#### Record excerpts
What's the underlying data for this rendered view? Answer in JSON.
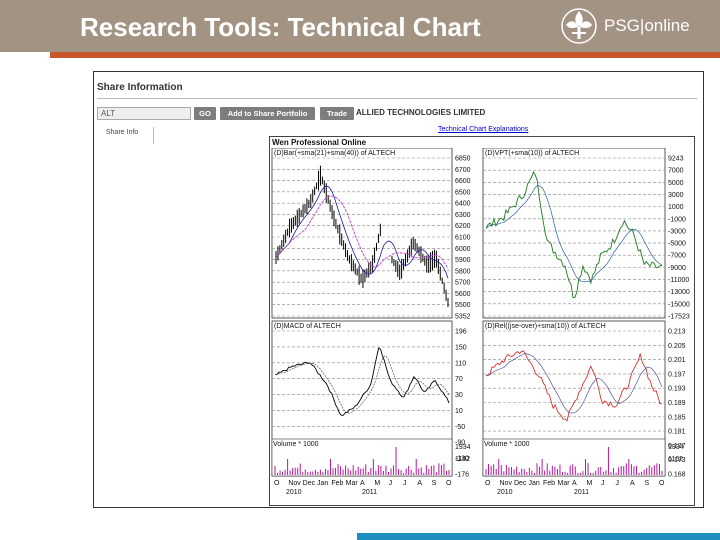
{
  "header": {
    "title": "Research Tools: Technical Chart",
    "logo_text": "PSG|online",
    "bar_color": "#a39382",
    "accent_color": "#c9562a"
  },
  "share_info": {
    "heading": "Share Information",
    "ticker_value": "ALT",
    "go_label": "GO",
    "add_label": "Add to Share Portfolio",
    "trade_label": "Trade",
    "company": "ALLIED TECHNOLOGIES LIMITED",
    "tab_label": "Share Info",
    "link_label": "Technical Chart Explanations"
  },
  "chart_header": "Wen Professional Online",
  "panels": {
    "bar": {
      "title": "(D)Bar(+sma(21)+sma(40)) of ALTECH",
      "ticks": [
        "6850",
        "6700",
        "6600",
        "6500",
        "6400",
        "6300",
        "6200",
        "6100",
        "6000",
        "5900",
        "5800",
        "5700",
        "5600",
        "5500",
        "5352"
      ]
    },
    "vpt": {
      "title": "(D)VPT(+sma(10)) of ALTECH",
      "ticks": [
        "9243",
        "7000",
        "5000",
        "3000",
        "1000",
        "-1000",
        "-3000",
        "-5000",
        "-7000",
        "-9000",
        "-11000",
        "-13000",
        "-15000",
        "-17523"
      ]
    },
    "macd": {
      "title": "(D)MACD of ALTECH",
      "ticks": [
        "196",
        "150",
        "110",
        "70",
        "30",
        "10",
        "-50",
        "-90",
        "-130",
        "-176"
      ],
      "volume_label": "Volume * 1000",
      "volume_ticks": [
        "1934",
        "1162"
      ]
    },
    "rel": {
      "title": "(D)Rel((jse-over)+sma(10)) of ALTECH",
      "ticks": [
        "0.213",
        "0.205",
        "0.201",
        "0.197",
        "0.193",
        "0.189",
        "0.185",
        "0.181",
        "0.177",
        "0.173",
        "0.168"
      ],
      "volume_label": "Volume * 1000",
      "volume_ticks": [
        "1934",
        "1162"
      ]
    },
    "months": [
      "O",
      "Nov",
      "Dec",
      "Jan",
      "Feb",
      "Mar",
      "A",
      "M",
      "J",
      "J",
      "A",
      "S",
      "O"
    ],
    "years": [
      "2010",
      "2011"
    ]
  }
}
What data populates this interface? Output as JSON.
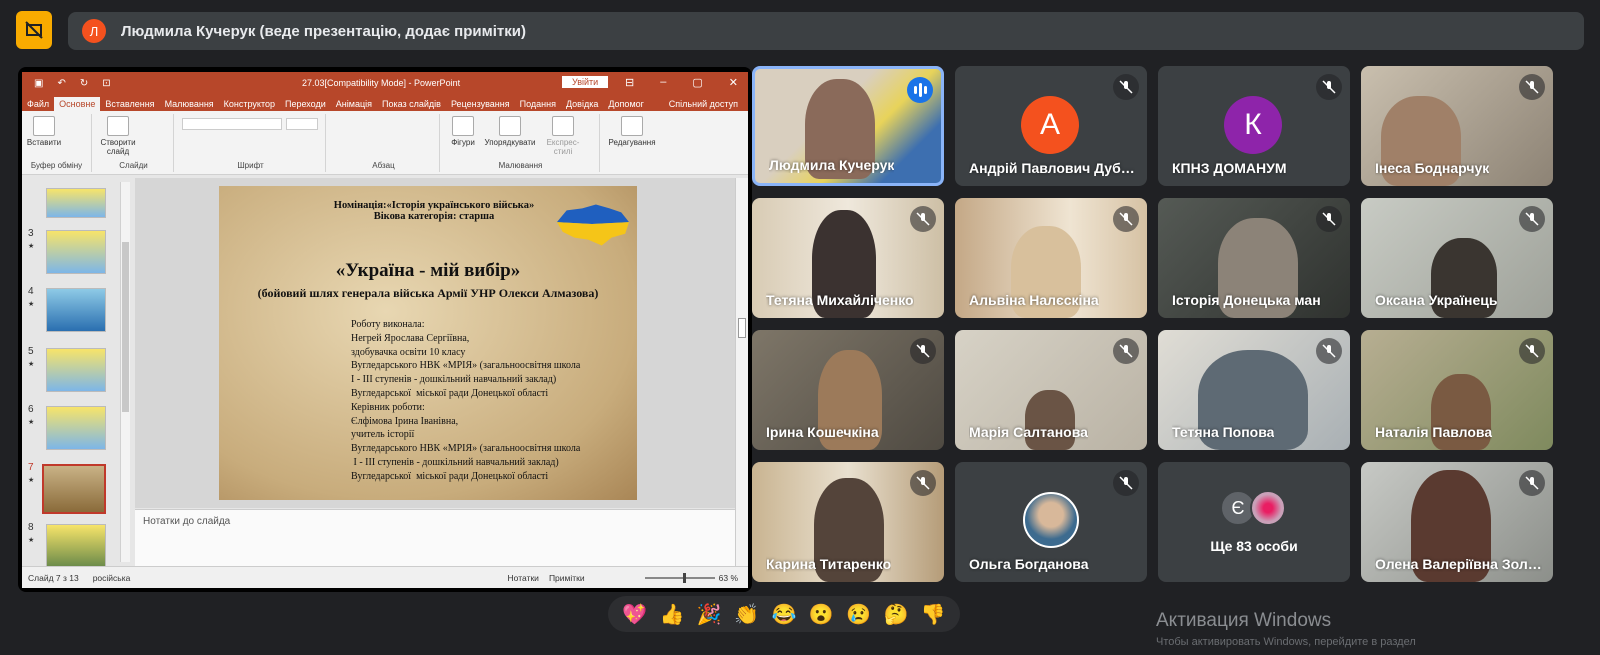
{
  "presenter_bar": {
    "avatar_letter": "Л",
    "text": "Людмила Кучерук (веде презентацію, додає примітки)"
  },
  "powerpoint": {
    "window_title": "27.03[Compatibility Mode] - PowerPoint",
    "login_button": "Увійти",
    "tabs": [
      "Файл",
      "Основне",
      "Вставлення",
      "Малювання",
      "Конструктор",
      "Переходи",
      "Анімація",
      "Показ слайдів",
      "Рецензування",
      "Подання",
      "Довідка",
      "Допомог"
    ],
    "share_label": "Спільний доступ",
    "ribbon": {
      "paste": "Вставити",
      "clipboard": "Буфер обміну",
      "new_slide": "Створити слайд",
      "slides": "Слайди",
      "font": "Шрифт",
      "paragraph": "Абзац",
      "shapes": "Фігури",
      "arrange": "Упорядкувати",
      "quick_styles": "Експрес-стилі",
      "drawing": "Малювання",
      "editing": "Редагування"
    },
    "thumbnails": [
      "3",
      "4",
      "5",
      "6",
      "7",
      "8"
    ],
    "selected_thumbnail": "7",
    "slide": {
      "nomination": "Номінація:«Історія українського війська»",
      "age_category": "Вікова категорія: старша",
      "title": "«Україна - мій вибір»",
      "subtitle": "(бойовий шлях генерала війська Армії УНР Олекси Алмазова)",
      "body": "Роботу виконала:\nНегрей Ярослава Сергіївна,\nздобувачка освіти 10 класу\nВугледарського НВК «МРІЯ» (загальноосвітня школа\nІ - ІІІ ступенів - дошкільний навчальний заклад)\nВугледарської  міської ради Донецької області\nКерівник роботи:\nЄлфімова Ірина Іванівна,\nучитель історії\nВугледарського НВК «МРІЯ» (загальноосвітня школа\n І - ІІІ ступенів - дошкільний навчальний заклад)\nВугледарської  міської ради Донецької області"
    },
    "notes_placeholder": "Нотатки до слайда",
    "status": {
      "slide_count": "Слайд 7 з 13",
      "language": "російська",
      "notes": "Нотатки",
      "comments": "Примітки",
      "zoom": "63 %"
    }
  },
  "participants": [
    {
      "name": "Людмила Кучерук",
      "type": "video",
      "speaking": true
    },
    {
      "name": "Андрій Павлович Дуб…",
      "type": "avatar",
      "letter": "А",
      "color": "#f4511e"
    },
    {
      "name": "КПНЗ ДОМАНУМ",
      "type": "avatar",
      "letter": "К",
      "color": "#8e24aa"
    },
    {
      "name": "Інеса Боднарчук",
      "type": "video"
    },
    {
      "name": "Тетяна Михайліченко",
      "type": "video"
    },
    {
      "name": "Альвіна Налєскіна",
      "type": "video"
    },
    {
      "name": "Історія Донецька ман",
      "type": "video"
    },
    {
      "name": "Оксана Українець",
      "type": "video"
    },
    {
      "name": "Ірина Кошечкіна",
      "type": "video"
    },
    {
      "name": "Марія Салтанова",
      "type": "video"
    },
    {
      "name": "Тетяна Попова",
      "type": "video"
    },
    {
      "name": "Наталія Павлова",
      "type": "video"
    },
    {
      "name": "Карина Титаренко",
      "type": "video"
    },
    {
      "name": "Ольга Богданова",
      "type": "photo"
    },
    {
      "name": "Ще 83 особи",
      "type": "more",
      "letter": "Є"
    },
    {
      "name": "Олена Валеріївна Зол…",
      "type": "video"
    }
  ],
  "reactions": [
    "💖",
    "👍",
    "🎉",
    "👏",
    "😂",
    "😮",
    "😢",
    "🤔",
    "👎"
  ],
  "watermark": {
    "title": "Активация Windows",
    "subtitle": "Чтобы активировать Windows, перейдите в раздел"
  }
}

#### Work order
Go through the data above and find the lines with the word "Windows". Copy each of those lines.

#### Answer area
    "title": "Активация Windows",
    "subtitle": "Чтобы активировать Windows, перейдите в раздел"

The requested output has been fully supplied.